(Items listed in a dataset)
================
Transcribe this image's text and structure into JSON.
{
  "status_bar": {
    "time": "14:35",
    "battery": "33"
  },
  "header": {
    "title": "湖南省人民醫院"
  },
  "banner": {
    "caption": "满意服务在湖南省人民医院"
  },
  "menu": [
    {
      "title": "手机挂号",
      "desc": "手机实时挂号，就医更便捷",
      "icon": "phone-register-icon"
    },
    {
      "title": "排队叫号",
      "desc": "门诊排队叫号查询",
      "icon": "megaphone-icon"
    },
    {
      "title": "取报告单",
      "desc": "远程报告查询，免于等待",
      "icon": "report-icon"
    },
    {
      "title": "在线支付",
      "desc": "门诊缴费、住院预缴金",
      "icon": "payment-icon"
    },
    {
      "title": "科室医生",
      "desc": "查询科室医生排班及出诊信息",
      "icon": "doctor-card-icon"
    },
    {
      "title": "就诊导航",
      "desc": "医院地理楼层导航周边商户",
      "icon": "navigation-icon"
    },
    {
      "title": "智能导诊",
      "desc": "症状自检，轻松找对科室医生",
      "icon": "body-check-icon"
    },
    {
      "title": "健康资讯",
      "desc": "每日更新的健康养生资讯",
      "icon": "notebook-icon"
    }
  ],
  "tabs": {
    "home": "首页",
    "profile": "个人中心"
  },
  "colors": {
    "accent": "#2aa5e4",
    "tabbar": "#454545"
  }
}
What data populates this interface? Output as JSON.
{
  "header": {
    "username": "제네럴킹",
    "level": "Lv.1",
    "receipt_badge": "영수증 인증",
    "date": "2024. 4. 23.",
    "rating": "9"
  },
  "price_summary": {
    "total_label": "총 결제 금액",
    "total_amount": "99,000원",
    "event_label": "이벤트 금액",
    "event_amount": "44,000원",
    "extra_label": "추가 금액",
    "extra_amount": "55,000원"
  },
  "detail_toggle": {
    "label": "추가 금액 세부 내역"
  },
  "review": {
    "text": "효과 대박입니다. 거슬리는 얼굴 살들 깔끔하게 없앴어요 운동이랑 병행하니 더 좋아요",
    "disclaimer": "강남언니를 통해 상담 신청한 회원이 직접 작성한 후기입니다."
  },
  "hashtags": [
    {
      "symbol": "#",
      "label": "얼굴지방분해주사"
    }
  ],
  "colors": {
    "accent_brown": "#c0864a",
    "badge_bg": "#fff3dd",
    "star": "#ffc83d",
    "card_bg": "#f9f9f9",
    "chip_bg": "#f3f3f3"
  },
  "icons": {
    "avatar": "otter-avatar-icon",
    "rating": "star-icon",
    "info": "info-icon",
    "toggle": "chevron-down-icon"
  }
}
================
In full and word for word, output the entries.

**PROBLEM SOLUTION**
Transcribe this image's text and structure into JSON.
{
  "status_bar": {
    "time": "14:35",
    "battery": "33"
  },
  "header": {
    "title": "湖南省人民醫院"
  },
  "banner": {
    "caption": "满意服务在湖南省人民医院"
  },
  "menu": [
    {
      "title": "手机挂号",
      "desc": "手机实时挂号，就医更便捷",
      "icon": "phone-register-icon"
    },
    {
      "title": "排队叫号",
      "desc": "门诊排队叫号查询",
      "icon": "megaphone-icon"
    },
    {
      "title": "取报告单",
      "desc": "远程报告查询，免于等待",
      "icon": "report-icon"
    },
    {
      "title": "在线支付",
      "desc": "门诊缴费、住院预缴金",
      "icon": "payment-icon"
    },
    {
      "title": "科室医生",
      "desc": "查询科室医生排班及出诊信息",
      "icon": "doctor-card-icon"
    },
    {
      "title": "就诊导航",
      "desc": "医院地理楼层导航周边商户",
      "icon": "navigation-icon"
    },
    {
      "title": "智能导诊",
      "desc": "症状自检，轻松找对科室医生",
      "icon": "body-check-icon"
    },
    {
      "title": "健康资讯",
      "desc": "每日更新的健康养生资讯",
      "icon": "notebook-icon"
    }
  ],
  "tabs": {
    "home": "首页",
    "profile": "个人中心"
  },
  "colors": {
    "accent": "#2aa5e4",
    "tabbar": "#454545"
  }
}
What data populates this interface? Output as JSON.
{
  "header": {
    "username": "제네럴킹",
    "level": "Lv.1",
    "receipt_badge": "영수증 인증",
    "date": "2024. 4. 23.",
    "rating": "9"
  },
  "price_summary": {
    "total_label": "총 결제 금액",
    "total_amount": "99,000원",
    "event_label": "이벤트 금액",
    "event_amount": "44,000원",
    "extra_label": "추가 금액",
    "extra_amount": "55,000원"
  },
  "detail_toggle": {
    "label": "추가 금액 세부 내역"
  },
  "review": {
    "text": "효과 대박입니다. 거슬리는 얼굴 살들 깔끔하게 없앴어요 운동이랑 병행하니 더 좋아요",
    "disclaimer": "강남언니를 통해 상담 신청한 회원이 직접 작성한 후기입니다."
  },
  "hashtags": [
    {
      "symbol": "#",
      "label": "얼굴지방분해주사"
    }
  ],
  "colors": {
    "accent_brown": "#c0864a",
    "badge_bg": "#fff3dd",
    "star": "#ffc83d",
    "card_bg": "#f9f9f9",
    "chip_bg": "#f3f3f3"
  },
  "icons": {
    "avatar": "otter-avatar-icon",
    "rating": "star-icon",
    "info": "info-icon",
    "toggle": "chevron-down-icon"
  }
}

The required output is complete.